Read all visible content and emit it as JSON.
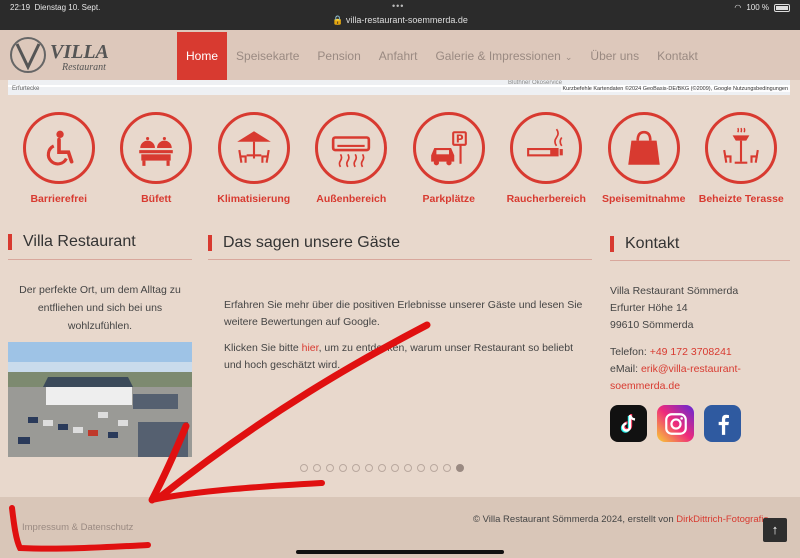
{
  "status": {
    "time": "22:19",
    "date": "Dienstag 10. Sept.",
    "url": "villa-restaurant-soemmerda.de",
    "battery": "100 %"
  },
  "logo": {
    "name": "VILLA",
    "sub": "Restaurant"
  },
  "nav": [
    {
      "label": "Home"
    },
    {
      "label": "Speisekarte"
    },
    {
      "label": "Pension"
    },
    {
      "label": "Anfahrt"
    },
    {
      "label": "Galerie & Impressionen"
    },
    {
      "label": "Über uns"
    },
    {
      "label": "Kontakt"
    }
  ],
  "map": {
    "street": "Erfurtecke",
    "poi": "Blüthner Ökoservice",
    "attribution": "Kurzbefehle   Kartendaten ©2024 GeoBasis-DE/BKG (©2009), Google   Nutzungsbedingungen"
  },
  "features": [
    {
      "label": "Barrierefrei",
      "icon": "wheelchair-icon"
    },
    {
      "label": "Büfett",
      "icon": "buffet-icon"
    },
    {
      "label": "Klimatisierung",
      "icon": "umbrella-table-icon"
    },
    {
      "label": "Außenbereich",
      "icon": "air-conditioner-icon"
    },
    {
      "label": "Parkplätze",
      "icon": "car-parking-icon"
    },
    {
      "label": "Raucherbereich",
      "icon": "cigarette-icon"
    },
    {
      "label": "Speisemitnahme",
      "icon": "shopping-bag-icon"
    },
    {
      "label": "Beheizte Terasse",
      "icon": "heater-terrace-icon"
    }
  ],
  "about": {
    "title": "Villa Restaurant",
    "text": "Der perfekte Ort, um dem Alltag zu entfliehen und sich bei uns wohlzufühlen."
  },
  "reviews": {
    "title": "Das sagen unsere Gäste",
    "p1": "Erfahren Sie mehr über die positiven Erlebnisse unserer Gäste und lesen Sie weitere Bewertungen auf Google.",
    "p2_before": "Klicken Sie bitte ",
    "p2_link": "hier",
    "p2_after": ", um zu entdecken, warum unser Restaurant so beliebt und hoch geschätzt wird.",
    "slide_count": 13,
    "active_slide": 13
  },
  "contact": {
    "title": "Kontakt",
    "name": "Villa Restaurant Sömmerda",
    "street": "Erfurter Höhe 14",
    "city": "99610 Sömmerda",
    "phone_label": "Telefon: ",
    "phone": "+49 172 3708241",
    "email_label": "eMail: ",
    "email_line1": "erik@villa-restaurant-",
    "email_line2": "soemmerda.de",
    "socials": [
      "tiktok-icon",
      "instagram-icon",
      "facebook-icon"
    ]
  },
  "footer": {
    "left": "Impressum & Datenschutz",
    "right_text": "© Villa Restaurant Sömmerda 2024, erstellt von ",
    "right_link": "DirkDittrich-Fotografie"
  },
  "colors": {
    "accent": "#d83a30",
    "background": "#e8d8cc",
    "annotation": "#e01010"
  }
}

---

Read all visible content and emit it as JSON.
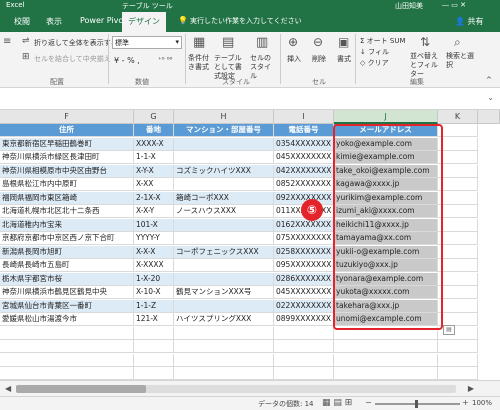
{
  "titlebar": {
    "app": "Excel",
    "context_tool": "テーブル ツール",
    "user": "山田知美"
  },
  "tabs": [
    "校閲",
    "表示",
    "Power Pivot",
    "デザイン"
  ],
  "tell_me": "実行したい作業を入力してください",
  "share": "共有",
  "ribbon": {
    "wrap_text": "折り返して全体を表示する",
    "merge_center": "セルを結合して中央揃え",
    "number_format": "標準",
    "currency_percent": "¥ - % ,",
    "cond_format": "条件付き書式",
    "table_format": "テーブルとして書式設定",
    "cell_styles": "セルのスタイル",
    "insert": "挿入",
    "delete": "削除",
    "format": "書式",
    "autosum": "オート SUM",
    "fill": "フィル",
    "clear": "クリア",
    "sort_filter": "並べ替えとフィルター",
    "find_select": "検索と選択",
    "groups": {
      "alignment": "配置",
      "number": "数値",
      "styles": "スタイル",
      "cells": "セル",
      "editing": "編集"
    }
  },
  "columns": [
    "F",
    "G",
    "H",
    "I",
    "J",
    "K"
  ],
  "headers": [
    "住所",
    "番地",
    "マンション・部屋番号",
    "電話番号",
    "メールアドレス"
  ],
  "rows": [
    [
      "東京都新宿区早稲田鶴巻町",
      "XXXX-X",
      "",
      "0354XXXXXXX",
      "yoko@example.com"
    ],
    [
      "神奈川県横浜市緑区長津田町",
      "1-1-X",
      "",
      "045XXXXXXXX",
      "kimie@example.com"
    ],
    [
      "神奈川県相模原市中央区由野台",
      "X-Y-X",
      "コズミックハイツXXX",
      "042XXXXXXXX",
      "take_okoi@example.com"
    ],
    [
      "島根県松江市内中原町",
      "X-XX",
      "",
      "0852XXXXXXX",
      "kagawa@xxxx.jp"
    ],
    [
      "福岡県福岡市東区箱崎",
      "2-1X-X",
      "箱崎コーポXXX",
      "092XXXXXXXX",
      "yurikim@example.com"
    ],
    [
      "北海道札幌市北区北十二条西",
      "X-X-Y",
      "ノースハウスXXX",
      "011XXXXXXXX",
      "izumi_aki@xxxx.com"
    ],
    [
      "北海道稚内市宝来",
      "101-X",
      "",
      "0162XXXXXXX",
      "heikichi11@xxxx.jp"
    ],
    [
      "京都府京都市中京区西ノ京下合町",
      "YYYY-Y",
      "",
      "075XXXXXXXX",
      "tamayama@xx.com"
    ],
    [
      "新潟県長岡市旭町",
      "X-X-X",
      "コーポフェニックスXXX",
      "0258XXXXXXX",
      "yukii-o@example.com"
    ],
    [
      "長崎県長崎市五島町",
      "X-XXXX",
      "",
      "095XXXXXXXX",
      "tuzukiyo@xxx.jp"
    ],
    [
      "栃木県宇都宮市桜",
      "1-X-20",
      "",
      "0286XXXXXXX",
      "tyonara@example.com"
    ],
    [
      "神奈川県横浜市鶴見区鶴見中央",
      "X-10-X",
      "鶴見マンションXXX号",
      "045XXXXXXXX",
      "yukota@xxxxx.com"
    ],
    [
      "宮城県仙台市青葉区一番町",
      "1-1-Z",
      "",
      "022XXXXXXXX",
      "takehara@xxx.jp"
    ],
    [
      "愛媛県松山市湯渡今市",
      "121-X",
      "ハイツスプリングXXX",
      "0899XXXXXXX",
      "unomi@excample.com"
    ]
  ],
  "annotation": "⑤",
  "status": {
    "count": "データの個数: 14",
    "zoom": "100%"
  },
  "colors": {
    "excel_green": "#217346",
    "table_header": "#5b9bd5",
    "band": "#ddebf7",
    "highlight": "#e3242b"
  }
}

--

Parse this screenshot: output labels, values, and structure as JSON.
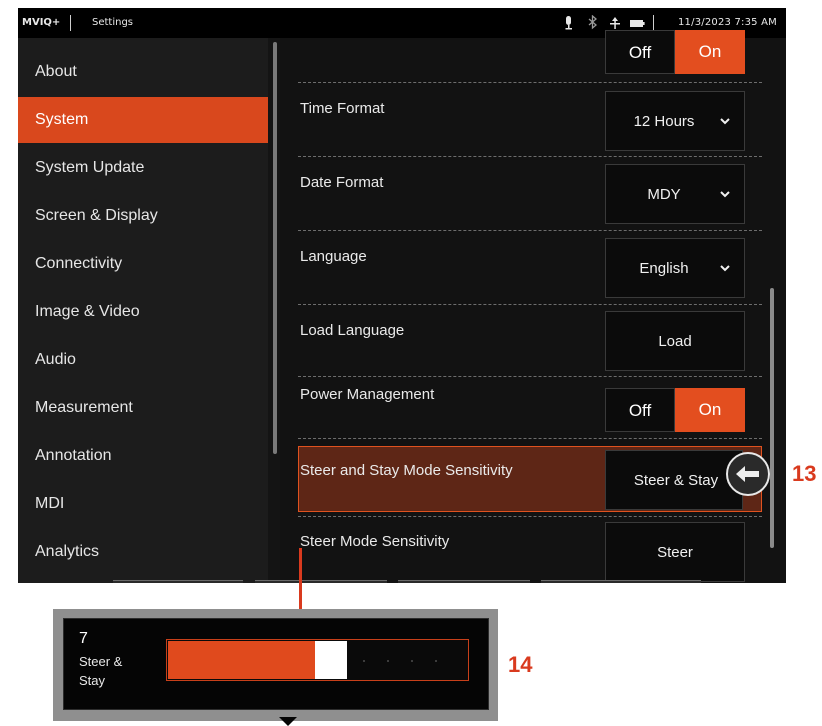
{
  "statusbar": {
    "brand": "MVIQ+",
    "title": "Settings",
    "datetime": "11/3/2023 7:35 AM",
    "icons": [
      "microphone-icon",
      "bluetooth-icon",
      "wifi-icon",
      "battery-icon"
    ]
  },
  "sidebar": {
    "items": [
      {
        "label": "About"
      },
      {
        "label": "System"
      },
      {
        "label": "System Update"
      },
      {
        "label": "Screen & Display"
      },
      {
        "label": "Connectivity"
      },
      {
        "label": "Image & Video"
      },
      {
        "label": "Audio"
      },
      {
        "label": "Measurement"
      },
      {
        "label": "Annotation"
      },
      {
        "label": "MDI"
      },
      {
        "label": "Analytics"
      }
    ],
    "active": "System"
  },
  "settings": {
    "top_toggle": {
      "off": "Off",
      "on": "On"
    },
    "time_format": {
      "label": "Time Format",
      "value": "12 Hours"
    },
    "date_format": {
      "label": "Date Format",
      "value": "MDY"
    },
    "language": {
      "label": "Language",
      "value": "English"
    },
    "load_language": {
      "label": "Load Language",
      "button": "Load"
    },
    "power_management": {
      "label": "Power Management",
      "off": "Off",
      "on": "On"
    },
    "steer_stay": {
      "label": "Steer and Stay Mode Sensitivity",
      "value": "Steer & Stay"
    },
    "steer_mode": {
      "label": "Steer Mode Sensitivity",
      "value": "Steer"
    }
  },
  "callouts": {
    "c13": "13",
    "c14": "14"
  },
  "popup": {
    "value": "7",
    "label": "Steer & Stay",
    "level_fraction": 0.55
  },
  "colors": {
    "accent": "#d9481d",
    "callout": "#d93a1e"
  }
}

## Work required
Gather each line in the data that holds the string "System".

## Task output
        "label": "System"
        "label": "System Update"
    "active": "System"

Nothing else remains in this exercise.